I got to watch the sunrise over the Grand Canyon this morning. Well, kind of. I wanted to do the Desert Drive and head East this morning and I’d read Yaki Point was one of the best places to view the sunrise; it also happened to be one of the first stops on the drive. Well, my attention to detail was lacking this morning and I failed to read the part that said Yaki Point could only be accessed by bus. I pulled onto the road for Yaki Point and half the road was closed off with a sign saying buses only. I knew if I backtracked I would miss the sunrise since I opted to not wake up with my alarm clock, even though it was persistent in reminding me it was time. I found a parking lot just off the entrance road to Yaki Point, ditched my car, and started walking. I noticed an Asian girl that was at the parking lot, but seemed timid, so I ignored her and headed on my way. About 2 minutes later she was calling out to me, wanting to know where the best place was to take pictures. I shared my inside scoop on Yaki Point and informed her I was walking there now. She asked to join me and I agreed. (It would really be rude to not.) She was super sweet and I learned her name was Jong, she was from Shanghai, 36, had a 12 year old son that was also at Yaki Point (apparently I wasn’t the only one aware if the inside scoop), her son wanted to move to LA, and she wanted to move to San Francisco. Her English was broken, which was still better than my Chinese. She kept asking how far it was and I kept telling her it was coming up, even though I didn’t have a clue; it could have been 5 more miles. Approximately a quarter mile in we saw a sign saying Yaki Point was .75 of a mile.

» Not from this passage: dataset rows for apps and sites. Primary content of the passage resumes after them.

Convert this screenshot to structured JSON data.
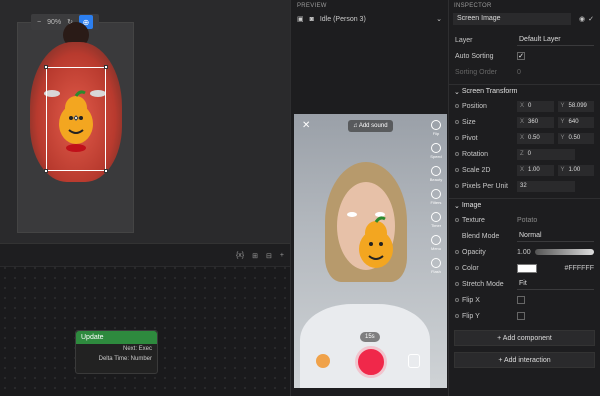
{
  "viewport": {
    "zoom_minus": "−",
    "zoom_level": "90%",
    "zoom_reset": "↻",
    "reset_icon": "crosshair-icon"
  },
  "graph": {
    "toolbar_var": "{x}",
    "node": {
      "title": "Update",
      "output_exec": "Next: Exec",
      "output_delta": "Delta Time: Number"
    }
  },
  "preview": {
    "header": "PREVIEW",
    "person_select": "Idle (Person 3)",
    "camera": {
      "add_sound": "Add sound",
      "timer": "15s",
      "side_items": [
        "Flip",
        "Speed",
        "Beauty",
        "Filters",
        "Timer",
        "Menu",
        "Flash"
      ]
    }
  },
  "inspector": {
    "header": "INSPECTOR",
    "object_name": "Screen Image",
    "layer_label": "Layer",
    "layer_value": "Default Layer",
    "auto_sorting_label": "Auto Sorting",
    "sorting_order_label": "Sorting Order",
    "sorting_order_value": "0",
    "screen_transform": {
      "title": "Screen Transform",
      "position": {
        "label": "Position",
        "x": "0",
        "y": "58.099"
      },
      "size": {
        "label": "Size",
        "x": "360",
        "y": "640"
      },
      "pivot": {
        "label": "Pivot",
        "x": "0.50",
        "y": "0.50"
      },
      "rotation": {
        "label": "Rotation",
        "z": "0"
      },
      "scale2d": {
        "label": "Scale 2D",
        "x": "1.00",
        "y": "1.00"
      },
      "ppu": {
        "label": "Pixels Per Unit",
        "value": "32"
      }
    },
    "image": {
      "title": "Image",
      "texture": {
        "label": "Texture",
        "value": "Potato"
      },
      "blend_mode": {
        "label": "Blend Mode",
        "value": "Normal"
      },
      "opacity": {
        "label": "Opacity",
        "value": "1.00"
      },
      "color": {
        "label": "Color",
        "value": "#FFFFFF"
      },
      "stretch_mode": {
        "label": "Stretch Mode",
        "value": "Fit"
      },
      "flip_x": {
        "label": "Flip X"
      },
      "flip_y": {
        "label": "Flip Y"
      }
    },
    "add_component": "+ Add component",
    "add_interaction": "+ Add interaction"
  }
}
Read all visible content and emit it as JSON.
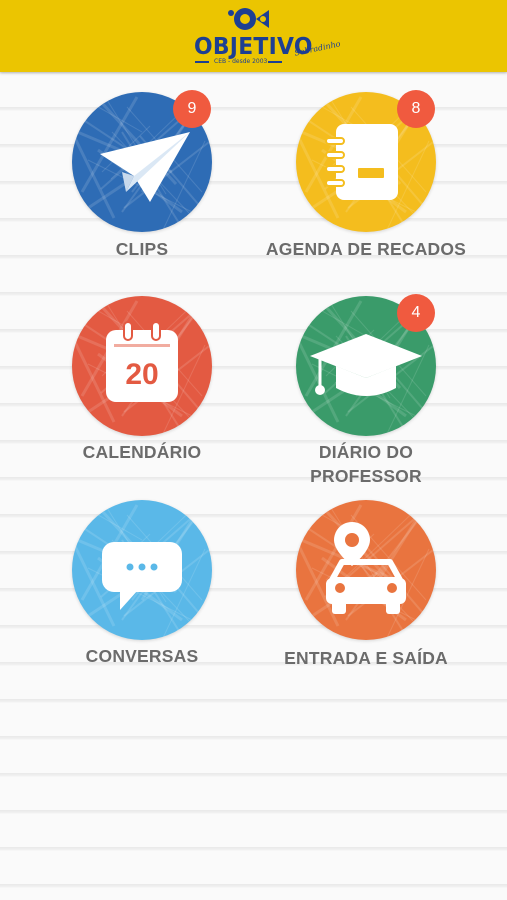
{
  "header": {
    "logo_text": "OBJETIVO",
    "logo_subtitle": "CEB - desde 2003",
    "logo_script": "Sobradinho",
    "background_color": "#ebc501",
    "brand_color": "#1d3f92"
  },
  "menu": [
    {
      "id": "clips",
      "label_lines": [
        "CLIPS"
      ],
      "badge": "9",
      "icon": "paper-plane-icon",
      "color": "#2e6cb5"
    },
    {
      "id": "agenda",
      "label_lines": [
        "AGENDA DE RECADOS"
      ],
      "badge": "8",
      "icon": "notebook-icon",
      "color": "#f4bd1e"
    },
    {
      "id": "calendario",
      "label_lines": [
        "CALENDÁRIO"
      ],
      "badge": "",
      "icon": "calendar-icon",
      "calendar_day": "20",
      "color": "#e35a42"
    },
    {
      "id": "diario",
      "label_lines": [
        "DIÁRIO DO",
        "PROFESSOR"
      ],
      "badge": "4",
      "icon": "graduation-cap-icon",
      "color": "#3a9b6a"
    },
    {
      "id": "conversas",
      "label_lines": [
        "CONVERSAS"
      ],
      "badge": "",
      "icon": "chat-bubble-icon",
      "color": "#5ab8e8"
    },
    {
      "id": "entrada",
      "label_lines": [
        "ENTRADA E SAÍDA"
      ],
      "badge": "",
      "icon": "car-location-icon",
      "color": "#e9743f"
    }
  ],
  "badge_color": "#f05a3f"
}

I relayed to Jong that it would be about another 15 minutes of walking, but I think that might have gotten lost in translation. Jong was doing her best to keep up with my quick steps (she was maybe 5′). At one point in time she asked if we could run, I’m guessing half to warm her up and half because she really thought we were almost there as I kept promising her. I laughed to myself, knowing I could run that far, but wasn’t sure she could, and agreed. About 30 seconds later she asked if we could walk again.
We finally made it to Yaki Point. The sun had already risen, but wasn’t much over the horizon. I started taking pictures and Jong started taking loads of pictures…of me. Yep. I became a celebrity as she wanted me to move to different angles so the sun was just right on my face. I think some of the other Chinese people were worried they’d miss out on taking pictures of a possible celebrity and would join in at different times. I’m sure I should be flattered, but I was super uncomfortable. Jong and I exchanged email addresses before we parted ways and promised to write. As I left to walk back I was worried she would be leaving shortly afterwards and we’d have to do the second awkward goodbye, so I decided to run back. Apparently that’s not normal. A couple cowboys at the mule ranch I ran past yelled out at me to make sure I was ok. I told them I was, without slowing down to answer them. Shortly after that I spooked about a half a dozen elk from my running. I’m not sure who was more scared – them or me. I successfully made it to my car without an awkward encounter, but definitely sweating.
My last stop was at the Desert Canyon stop, which also had a watch tower. I took my time climbing the watch tower, taking pictures, and then buying post cards at the little shop in the bottom. As I was walking out of the Desert Canyon I realized Jong was up ahead of me on the path. She was fumbling with her camera, so for a split second I thought maybe we could pass each other and not notice. As quickly as the thought flew into my head Jong noticed me and excitedly called out to me. We greeted in an awkward hug as I remembered after I’d reached out to her that Chinese people don’t really hug. We had a brief interaction, again talking about my trip to the Antelope Canyon when one of her friends informed us that they were going there too. Shit. After some exchanges back and forth her friend informed me they were going tomorrow. We did our final goodbye and parted ways, as I rushed out of the park, happy to get on the road heading out of the Grand Canyon.
Shortly after I got out of the Grand Canyon I decided to stop at one of the Native American stands that was set up to scope out the goods. I ended up buying a turquoise necklace charm that was hand crafted to look like a horse and was supposed to bring good travels. Apparently since I wasn’t wearing it on my neck it didn’t work.
The tour was supposed to be an hour, but it ended up taking an hour and a half. Since I hadn’t eaten lunch it felt like it was 4 hours. The other people on the tour felt it was necessary to stop and take multiple pictures of every angle of the canyon. Thankfully it’s only 1/4 mile in length, but it still took rather long. The longer it took the more claustrophobic I started to feel and felt it necessary to get out of there.